Tax burdens may deter new business owners from starting small businesses and increases the likelihood of their failure, particularly if tax payments correlate to limited cashflow.
The new OECD tax rules should help capture more profits, particularly from tech firms that use global structures to avoid paying taxes in their home countries – a practice known as profit shifting and base erosion.
Tax burden is one of the biggest barriers facing startups. It can lower profitability and cause cash flow issues, while companies obligated to pay high tax obligations may delay investments, slowing growth. This phenomenon is commonly known as “tax aversion”.
The new OECD reform disrupts century-old norms to make the international tax system more robust against profit shifting by multinationals. It will shift how profits are allocated among countries where firms sell directly to end consumers rather than depending on where their fixed assets reside, making it harder for multinationals to manipulate transfer prices artificially and shift profits away from higher tax nations to lower-tax ones.

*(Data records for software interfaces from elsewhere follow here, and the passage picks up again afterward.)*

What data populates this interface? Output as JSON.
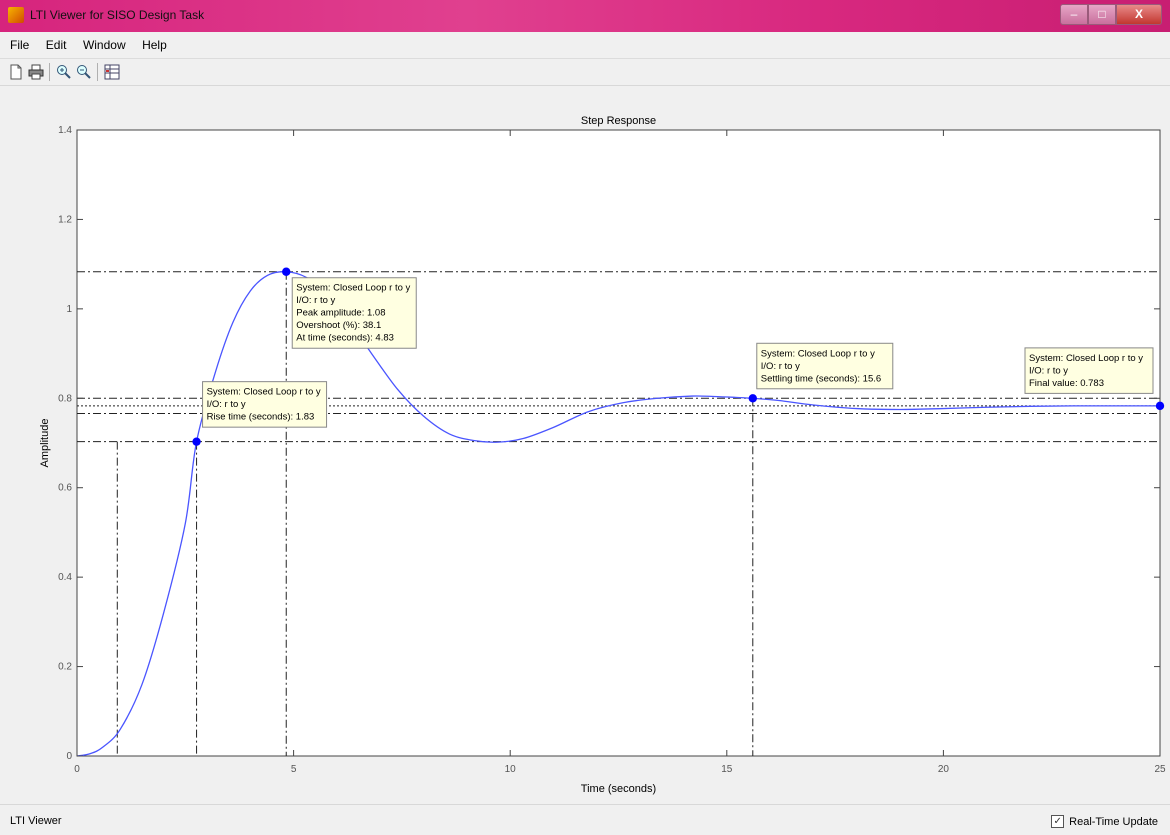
{
  "window": {
    "title": "LTI Viewer for SISO Design Task",
    "min": "–",
    "max": "□",
    "close": "X"
  },
  "menu": [
    "File",
    "Edit",
    "Window",
    "Help"
  ],
  "toolbar": [
    "new-icon",
    "print-icon",
    "zoom-in-icon",
    "zoom-out-icon",
    "grid-icon"
  ],
  "status": {
    "label": "LTI Viewer",
    "realtime_label": "Real-Time Update",
    "realtime_checked": true
  },
  "chart_data": {
    "type": "line",
    "title": "Step Response",
    "xlabel": "Time (seconds)",
    "ylabel": "Amplitude",
    "xlim": [
      0,
      25
    ],
    "ylim": [
      0,
      1.4
    ],
    "xticks": [
      0,
      5,
      10,
      15,
      20,
      25
    ],
    "yticks": [
      0,
      0.2,
      0.4,
      0.6,
      0.8,
      1,
      1.2,
      1.4
    ],
    "ytick_labels": [
      "0",
      "0.2",
      "0.4",
      "0.6",
      "0.8",
      "1",
      "1.2",
      "1.4"
    ],
    "series": [
      {
        "color": "#4a55ff",
        "x": [
          0,
          0.3,
          0.6,
          1.0,
          1.5,
          2.0,
          2.5,
          2.76,
          3.2,
          3.6,
          4.0,
          4.4,
          4.83,
          5.3,
          5.8,
          6.3,
          6.8,
          7.4,
          8.0,
          8.6,
          9.2,
          9.73,
          10.3,
          11.0,
          11.8,
          12.6,
          13.4,
          14.2,
          14.7,
          15.2,
          15.6,
          16.2,
          17.0,
          18.0,
          19.0,
          20.0,
          21.0,
          22.0,
          23.0,
          24.0,
          25.0
        ],
        "y": [
          0,
          0.005,
          0.02,
          0.06,
          0.16,
          0.32,
          0.52,
          0.703,
          0.86,
          0.97,
          1.04,
          1.075,
          1.083,
          1.07,
          1.03,
          0.97,
          0.9,
          0.82,
          0.76,
          0.72,
          0.705,
          0.702,
          0.71,
          0.735,
          0.77,
          0.79,
          0.8,
          0.805,
          0.804,
          0.802,
          0.8,
          0.795,
          0.785,
          0.777,
          0.775,
          0.777,
          0.78,
          0.782,
          0.783,
          0.783,
          0.783
        ]
      }
    ],
    "reference_lines": {
      "h": [
        1.083,
        0.8,
        0.783,
        0.766,
        0.703
      ],
      "v": [
        0.93,
        2.76,
        4.83,
        15.6
      ]
    },
    "markers": [
      {
        "x": 2.76,
        "y": 0.703,
        "lines": [
          "System: Closed Loop r to y",
          "I/O: r to y",
          "Rise time (seconds): 1.83"
        ]
      },
      {
        "x": 4.83,
        "y": 1.083,
        "lines": [
          "System: Closed Loop r to y",
          "I/O: r to y",
          "Peak amplitude: 1.08",
          "Overshoot (%): 38.1",
          "At time (seconds): 4.83"
        ]
      },
      {
        "x": 15.6,
        "y": 0.8,
        "lines": [
          "System: Closed Loop r to y",
          "I/O: r to y",
          "Settling time (seconds): 15.6"
        ]
      },
      {
        "x": 25.0,
        "y": 0.783,
        "lines": [
          "System: Closed Loop r to y",
          "I/O: r to y",
          "Final value: 0.783"
        ]
      }
    ]
  }
}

The global minimum tax will simplify tax systems and boost revenues, but may create tax haven “pockets.” Furthermore, this tax could undermine existing incentives like deductions and credits that exist today.

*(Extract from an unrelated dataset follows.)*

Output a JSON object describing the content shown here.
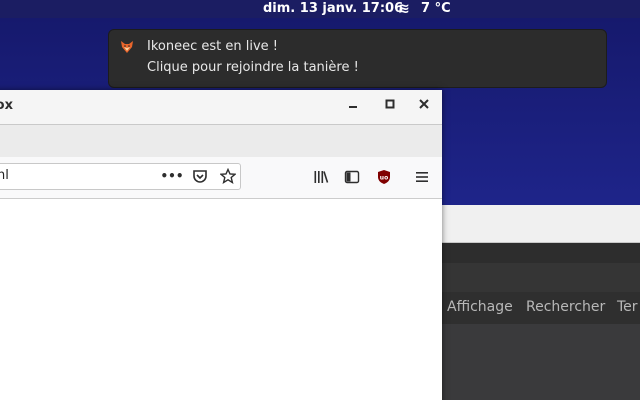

Cash flow is one of the key elements for startup success. Startups must manage their funds carefully to avoid running out and making unnecessary purchases that might put their finances at risk. Furthermore, it is vital that they recognize both essential and non-essential expenses.

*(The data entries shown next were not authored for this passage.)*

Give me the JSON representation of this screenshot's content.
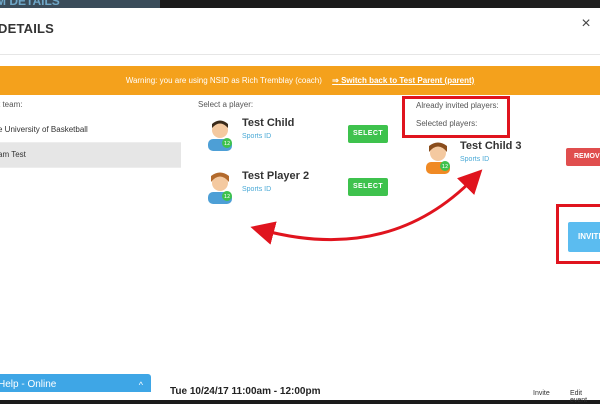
{
  "modal": {
    "title": "DETAILS",
    "close_icon": "×"
  },
  "backdrop": {
    "left_fragment": "M DETAILS"
  },
  "warning": {
    "text": "Warning: you are using NSID as Rich Tremblay (coach)",
    "link_icon": "⇒",
    "link": "Switch back to Test Parent (parent)"
  },
  "left": {
    "label": "t team:",
    "teams": [
      {
        "label": "e University of Basketball",
        "selected": false
      },
      {
        "label": "am Test",
        "selected": true
      }
    ]
  },
  "middle": {
    "label": "Select a player:",
    "players": [
      {
        "name": "Test Child",
        "sub": "Sports ID",
        "badge": "12",
        "button": "SELECT"
      },
      {
        "name": "Test Player 2",
        "sub": "Sports ID",
        "badge": "12",
        "button": "SELECT"
      }
    ]
  },
  "right": {
    "invited_label": "Already invited players:",
    "selected_label": "Selected players:",
    "player": {
      "name": "Test Child 3",
      "sub": "Sports ID",
      "badge": "12"
    },
    "remove_button": "REMOVE",
    "invite_button": "INVITE"
  },
  "help": {
    "label": "Help - Online",
    "chevron": "^"
  },
  "footer": {
    "date": "Tue 10/24/17 11:00am - 12:00pm",
    "invite": "Invite",
    "edit": "Edit event"
  },
  "colors": {
    "warning": "#f4a11c",
    "select": "#3ec24d",
    "remove": "#e04e4e",
    "invite": "#5bbcf0",
    "help": "#3ea6e6",
    "highlight": "#e0141e"
  }
}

The global tax reform, projected to raise around $150 billion in additional taxes globally, is an encouraging step in the right direction. It revises how multinationals pay taxes by restricting profit shifting and instituting a minimum tax on profits; furthermore it reduces bias in favor of debt over equity in an efficient manner; it simplifies accounting rules; and permits immediate expensing of capital investments.
But the global tax reform is marred by several drawbacks. It fails to address corporate tax incentives, leaving some nations vulnerable and leading them down an uncertain path toward tax revenue collection. Furthermore, it does not address challenges inherent to revenue administration systems.
Access to finance
Lack of access to funding has long been seen as one of the key barriers to the growth of small businesses. When searching for funding solutions, founders often turn to friends and family in the form of equity or debt financing – although this type of capital may prove hard to secure when your company is unprofitable, or when applying for credit card company loans.
Global tax reforms should aim to eliminate distortions that currently influence business financing decisions, for example through double taxation elimination which levels the playing field for different forms of business while removing barriers to investment and increasing revenue through closing loopholes.
A proposed international agreement on corporate taxes could enhance conditions for high-quality entrepreneurialism. The Biden administration has championed this pact, which would prevent multinationals from pitting countries against each other to reduce tax rates and protect profits by driving down corporate tax rates and protecting profits in a race to drive down corporate tax rates and preserve profits.
An ideal business environment for startups is crucial to their success. Providing access to capital and talent as well as offering competitive costs of living and reasonable taxes rates are crucial components of creating businesses with lasting economic impacts that bring benefits back into the economy.
Current corporate tax regime gives established firms an unfair edge, hampering entrepreneurial efforts worldwide. According to A Taxing Problem from Sage Research Institute, newly founded startups pay 10% more in taxes compared to established ones; consistent with hypothesis that higher taxes reduce entrepreneurship pool while impeding entry of high-quality ventures.
The BEPS reforms aim to address this problem head on. Pillar one of these reforms will ensure a more equitable distribution of profits among countries for multinational corporations that include digital entities. Furthermore, it will establish a global minimum effective rate of 15% and offer countries rules to implement top-up taxes when necessary – these guidelines should be finalized by 2023.